The Basque region straddles France and Spain and is well known for its excellent food. It’s also where Chef Chantal Véchambre spent much of her childhood, growing up near the ocean in Biarritz, France. Her menu is a reminiscence of her upbringing and the food of her youth, and features a selection of classic French Basque dishes
This is a classic fisherman’s soup similar to the Provençal bouillabaisse, made with a variety of fish, gambas (Mediterranean shrimp), mussels, and tomatoes, and spiced with the distinctive Espelette pepper, from the Espelette region in the Pyrenees. Served with large croutons of bread.
Chicken Basquaise and Piperade
Seared chicken legs are a slow-cooked with a Basque piperade stew of onions, garlic, green & red peppers, plenty of tomatoes, and spiced with the traditional Espelette pepper. Served over rice, with a light green salad.
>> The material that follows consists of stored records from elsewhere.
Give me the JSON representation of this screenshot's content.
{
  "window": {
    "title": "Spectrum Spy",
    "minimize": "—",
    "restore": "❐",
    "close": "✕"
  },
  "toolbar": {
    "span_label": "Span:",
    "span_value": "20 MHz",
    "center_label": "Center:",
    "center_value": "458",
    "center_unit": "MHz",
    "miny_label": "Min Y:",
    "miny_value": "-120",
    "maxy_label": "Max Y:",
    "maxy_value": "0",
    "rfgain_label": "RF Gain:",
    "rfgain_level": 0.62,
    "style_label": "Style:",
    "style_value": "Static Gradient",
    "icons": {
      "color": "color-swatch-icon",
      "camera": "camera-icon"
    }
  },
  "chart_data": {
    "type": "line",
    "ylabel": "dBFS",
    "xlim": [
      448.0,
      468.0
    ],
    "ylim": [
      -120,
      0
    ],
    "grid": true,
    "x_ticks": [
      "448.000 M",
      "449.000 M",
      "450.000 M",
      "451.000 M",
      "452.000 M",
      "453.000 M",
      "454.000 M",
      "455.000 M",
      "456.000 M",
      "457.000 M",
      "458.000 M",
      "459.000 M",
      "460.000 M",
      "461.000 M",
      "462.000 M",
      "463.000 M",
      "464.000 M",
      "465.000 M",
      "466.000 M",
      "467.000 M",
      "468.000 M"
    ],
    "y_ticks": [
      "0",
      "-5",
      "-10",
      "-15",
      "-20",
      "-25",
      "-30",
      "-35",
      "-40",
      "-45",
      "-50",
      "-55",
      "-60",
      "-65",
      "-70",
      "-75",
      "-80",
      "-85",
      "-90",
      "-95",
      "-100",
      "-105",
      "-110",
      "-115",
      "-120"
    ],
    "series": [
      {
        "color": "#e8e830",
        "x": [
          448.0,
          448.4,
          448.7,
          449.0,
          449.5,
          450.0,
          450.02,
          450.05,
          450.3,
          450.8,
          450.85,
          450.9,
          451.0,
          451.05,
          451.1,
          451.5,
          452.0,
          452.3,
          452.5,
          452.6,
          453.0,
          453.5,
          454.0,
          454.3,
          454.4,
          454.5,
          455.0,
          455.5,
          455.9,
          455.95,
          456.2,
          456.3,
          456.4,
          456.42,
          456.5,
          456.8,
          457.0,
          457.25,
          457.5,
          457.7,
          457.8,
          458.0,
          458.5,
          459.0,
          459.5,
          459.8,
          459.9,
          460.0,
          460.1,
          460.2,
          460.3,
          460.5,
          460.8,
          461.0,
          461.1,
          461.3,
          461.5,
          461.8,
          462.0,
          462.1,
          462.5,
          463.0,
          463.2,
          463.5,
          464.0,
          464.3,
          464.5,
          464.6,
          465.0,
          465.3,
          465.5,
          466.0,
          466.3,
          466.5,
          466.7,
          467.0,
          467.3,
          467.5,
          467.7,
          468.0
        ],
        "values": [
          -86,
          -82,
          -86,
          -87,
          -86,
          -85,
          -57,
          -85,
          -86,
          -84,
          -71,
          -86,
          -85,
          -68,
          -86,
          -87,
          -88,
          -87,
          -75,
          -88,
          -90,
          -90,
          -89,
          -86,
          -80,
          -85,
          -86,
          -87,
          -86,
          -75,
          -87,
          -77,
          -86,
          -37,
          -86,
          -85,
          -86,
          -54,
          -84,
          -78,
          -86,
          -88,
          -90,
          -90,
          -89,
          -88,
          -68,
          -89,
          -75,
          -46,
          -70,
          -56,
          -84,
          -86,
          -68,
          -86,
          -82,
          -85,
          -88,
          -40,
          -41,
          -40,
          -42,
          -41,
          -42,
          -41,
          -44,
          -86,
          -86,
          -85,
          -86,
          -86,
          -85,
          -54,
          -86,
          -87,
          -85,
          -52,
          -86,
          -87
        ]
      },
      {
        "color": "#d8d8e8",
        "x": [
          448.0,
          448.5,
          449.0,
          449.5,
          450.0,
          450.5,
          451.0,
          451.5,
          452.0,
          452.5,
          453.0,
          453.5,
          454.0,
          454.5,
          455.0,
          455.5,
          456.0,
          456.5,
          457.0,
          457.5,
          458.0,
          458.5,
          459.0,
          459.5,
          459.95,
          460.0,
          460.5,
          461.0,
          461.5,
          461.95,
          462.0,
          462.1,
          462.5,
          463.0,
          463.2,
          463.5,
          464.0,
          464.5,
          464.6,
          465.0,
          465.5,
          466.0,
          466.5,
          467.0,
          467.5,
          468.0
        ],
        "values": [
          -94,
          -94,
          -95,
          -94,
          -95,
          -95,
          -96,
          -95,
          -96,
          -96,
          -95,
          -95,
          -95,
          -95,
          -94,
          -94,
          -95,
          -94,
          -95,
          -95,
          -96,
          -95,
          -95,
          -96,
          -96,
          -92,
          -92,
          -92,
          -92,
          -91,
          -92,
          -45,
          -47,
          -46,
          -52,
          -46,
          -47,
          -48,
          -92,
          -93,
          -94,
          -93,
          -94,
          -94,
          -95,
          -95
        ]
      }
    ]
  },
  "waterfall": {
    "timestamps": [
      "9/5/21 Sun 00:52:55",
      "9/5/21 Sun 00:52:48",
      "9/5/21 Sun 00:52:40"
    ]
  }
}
One of the most well know Basque specialities, this dessert is neither strictly a tart nor a cake, but rather a sweet sourdough pastry with one of two traditional fillings. You’ll get to try both versions; one with rich creme patissiere, and the traditional dark cherry marmalade using the Itxasxou cherries found in the region.
Bayonne Hot Chocolate
The Bayonne region has had a rich history of chocolate makers, many of whom were Sephardic Jews who resettled there after being driven away from other areas outside Iberia and the Basque region. This spicy hot chocolate, gets its kick from the characteristic Espelette pepper.
Chantal Vechambre, a French national and trained chef, spent 6 years in Atlantic Canada, in part researching her award-winning book French Taste in Atlantic Canada, A gastronomic history 1604-1758, about the ingredients, adventures and history of the Acadian people who lived at the Fortress of Louisbourg in Nova Scotia.
Every weekend The Depanneur invites a guest chef to host a fun, informal dinner party.